using the brakes in normal situations, the driving experience is far from alien and could quickly become second nature for most drivers.
Elsewhere in the light van sector Vauxhall’s new version of its big selling Combo, built on the same platform as Fiat’s highly regarded Doblo, hits showrooms in February priced from £13,885 to £17,355 excluding VAT.
The Combo is offered at 2.0 and 2.3-tonnes, with two heights (1.85 and 2.10m), load lengths (1.82 and 2.17m) and trim levels and with four engines.
Vauxhall claims that its payload capacity, from 750kg to 1-tonne is the highest in class, along with the Fiat Doblo, and the range’s load volumes go from 3.4 up to 4.2m3.

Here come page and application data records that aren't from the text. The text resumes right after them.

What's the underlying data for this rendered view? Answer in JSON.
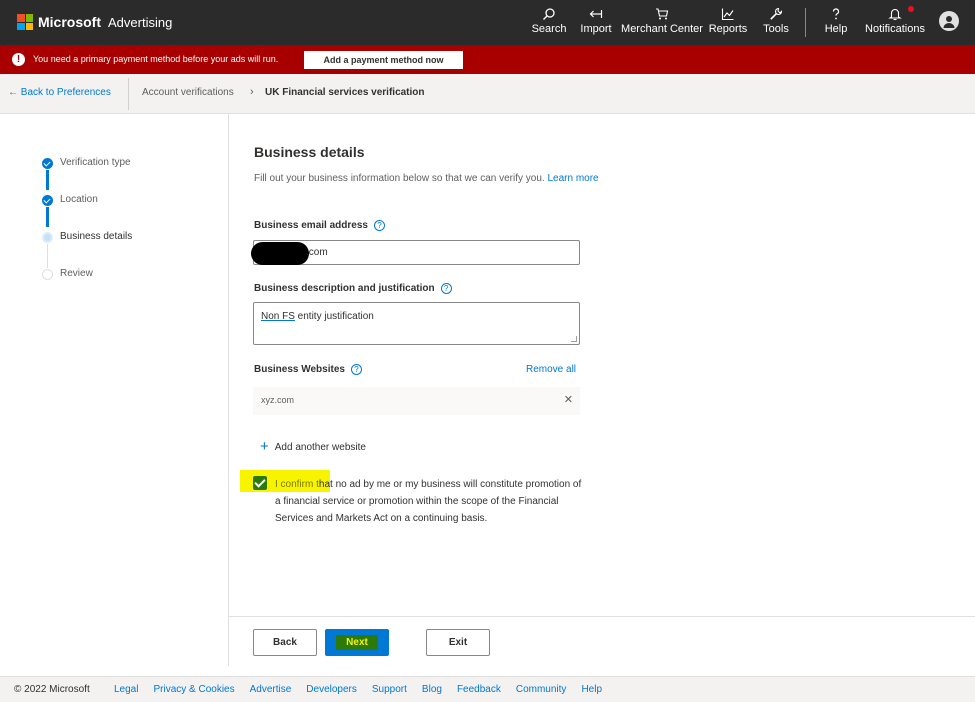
{
  "app": {
    "brand_ms": "Microsoft",
    "brand_product": "Advertising",
    "logo_colors": [
      "#f25022",
      "#7fba00",
      "#00a4ef",
      "#ffb900"
    ]
  },
  "nav": {
    "search": {
      "label": "Search",
      "icon": "search-icon"
    },
    "import": {
      "label": "Import",
      "icon": "import-icon"
    },
    "merchant": {
      "label": "Merchant Center",
      "icon": "cart-icon"
    },
    "reports": {
      "label": "Reports",
      "icon": "chart-icon"
    },
    "tools": {
      "label": "Tools",
      "icon": "wrench-icon"
    },
    "help": {
      "label": "Help",
      "icon": "question-icon"
    },
    "notifications": {
      "label": "Notifications",
      "icon": "bell-icon"
    }
  },
  "alert": {
    "message": "You need a primary payment method before your ads will run.",
    "button_label": "Add a payment method now",
    "color": "#a80000"
  },
  "breadcrumb": {
    "back_label": "Back to Preferences",
    "parent": "Account verifications",
    "current": "UK Financial services verification"
  },
  "steps": {
    "s1": "Verification type",
    "s2": "Location",
    "s3": "Business details",
    "s4": "Review"
  },
  "form": {
    "title": "Business details",
    "subtitle": "Fill out your business information below so that we can verify you.",
    "learn_more": "Learn more",
    "email_label": "Business email address",
    "email_value_visible": ".com",
    "description_label": "Business description and justification",
    "description_value_part1": "Non FS",
    "description_value_part2": " entity justification",
    "websites_label": "Business Websites",
    "remove_all": "Remove all",
    "website_value": "xyz.com",
    "add_website": "Add another website",
    "confirm_first": "I confirm t",
    "confirm_rest": "hat no ad by me or my business will constitute promotion of a financial service or promotion within the scope of the Financial Services and Markets Act on a continuing basis."
  },
  "buttons": {
    "back": "Back",
    "next": "Next",
    "exit": "Exit"
  },
  "footer": {
    "copyright": "© 2022 Microsoft",
    "links": [
      "Legal",
      "Privacy & Cookies",
      "Advertise",
      "Developers",
      "Support",
      "Blog",
      "Feedback",
      "Community",
      "Help"
    ]
  },
  "colors": {
    "accent": "#0078d4",
    "highlight": "#f8f400",
    "confirm_green": "#2b7a0b"
  }
}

The Combo is available with a 1.3-litre, 90hp CDTi unit and a 1.6 CDTi with 90 and 105hp outputs. Top of the range is a 2.0-litre, 135hp version.

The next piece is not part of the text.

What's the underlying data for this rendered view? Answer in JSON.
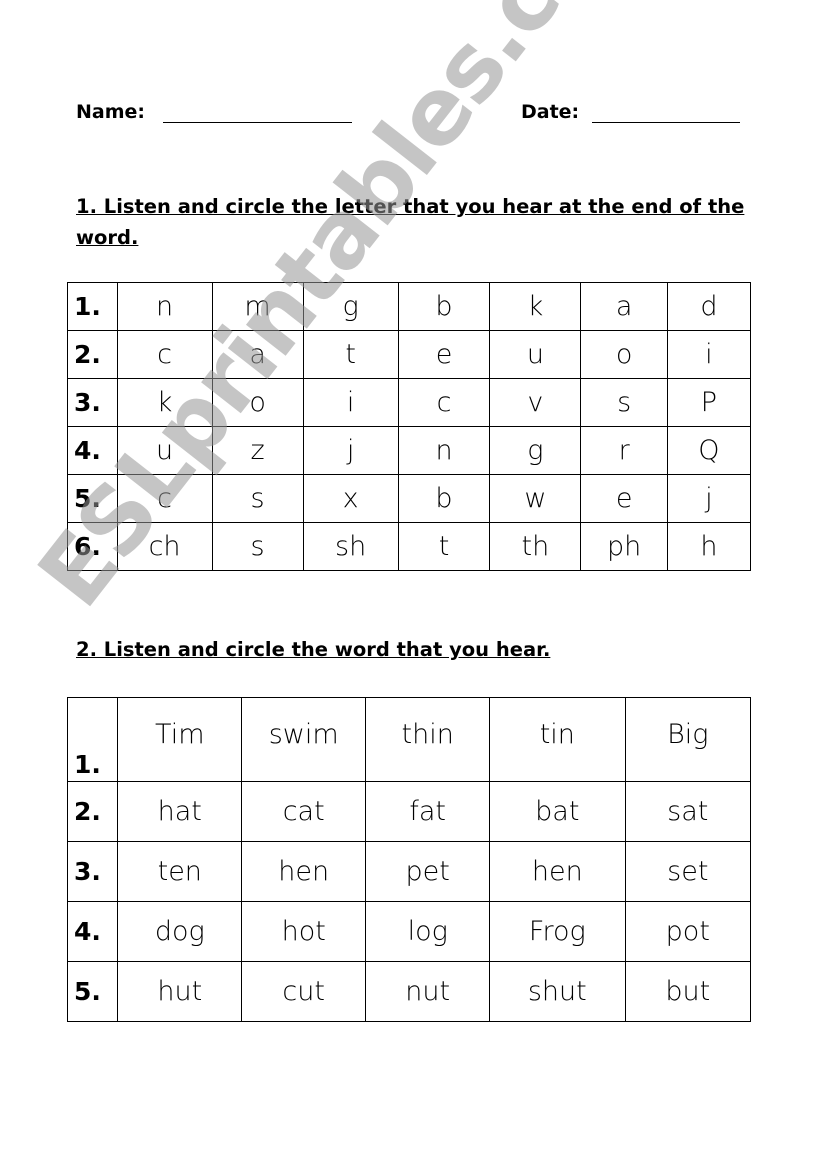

The 1.3 is mated to five-speed manual transmission while the more powerful engines have six-speed manual transmission.
The 1.6 is also up for grabs with Tecshift automated five-speed transmission. Apart from Tecshift, all powertrains can be ordered with Start/Stop functionality.
Standard equipment includes remote central locking with deadlocks, full steal bulkhead, trip computer, power steering, CD/radio and 12 volt power outlet in the dash.
Vauxhall has introduced a Sportive trim level, which offers air conditioning, metallic paint, body colour bumpers and door mirrors, nearside sliding door, height adjustable driver’s seat with armrest and lumbar support and full wheel covers.
Fiat has broken new ground with its Doblo by introducing the Work Up – a flatbed, drop side derivative. Fiat claims the Work Up’s flat load area can accommodate three Euro pallets. The load bay is 2.3m long by 1.8m wide and the payload capacity is a claimed 1000kg.
The load floor is made from multi-layer anti-slip wood and an underfloor compartment enables tools to be stored away from prying eyes and out of the elements. Load hooks, a ladder rack and a protective grille on the cab’s rear window are also fitted.
Citroen has boosted the green credentials of its Berlingo range with the addition of an e-HDi Airdream micro-hybrid drivetrain. The most frugal model in the line-up now has claimed combined cycle consumption of 60.1mpg
and CO2 emissions of 123g/km, improvements of 19% and 17.5% respectively, according to the manufacturer. The Euro5 1.6 90hp engine incorporates stop/start technology.
Nissan enhanced its NV200 late last year with the introduction of a more powerful 110hp version of the 1.5-litre dCi engine fitted to the range. The Euro5 unit is mated to a six-speed manual gearbox and has claimed fuel consumption of 53.3mpg and CO2 output of 139g/CO2.
The flagship engine is available in SE and N-tec trim levels priced at £13,635 and £14,335 (excluding VAT) respectively.
Peugeot received a fillip when van leasing giant Northgate praised the reliability of its Partner van.
Northgate has more than 7,000 Partners on its UK fleet and John Fleet, UK Asset director, says: “The Peugeot Partner is arguably the best kept secret in the LCV sector, quite simply it never goes wrong. I can’t remember a time when the new Partner has proved problematic or had to visit a workshop for anything other than a routine service.”
Northgate claimed the Partner  records the lowest number of defects on its fleet.
Renault is about to revamp its light commercial line-up, with new trim levels for the Kangoo, as well as the larger Trafic and Master, The range will now run from Debut to Core and up to the top-spec Sport trim. The firm has also axed the baby Kangoo Compact from the model range, meaning the entry point is now the standard Kangoo.

Used up

In the used market, George Alexander, CV editor of Glass’s Guide, says clean examples of the Renault Kangoo are meeting Guide Trade at the first time of asking due to the limited numbers available.
Demand for Citroen Berlingos and Peugeot Partners firmed up towards the end of 2011 with early models being considered to represent particularly good value.
An excess of blue Vauxhall Combos turned off some buyers but the improved spec of 1.3 CDTis on 2006/7 plates helped bring that back.
Tidy, late-plate VW Caddy’s are still highly prized but prices for older, ex-utility contract models are on the slide.
 Ford Connect T200s are available and selling to Trade and the T220 has also improved its performance.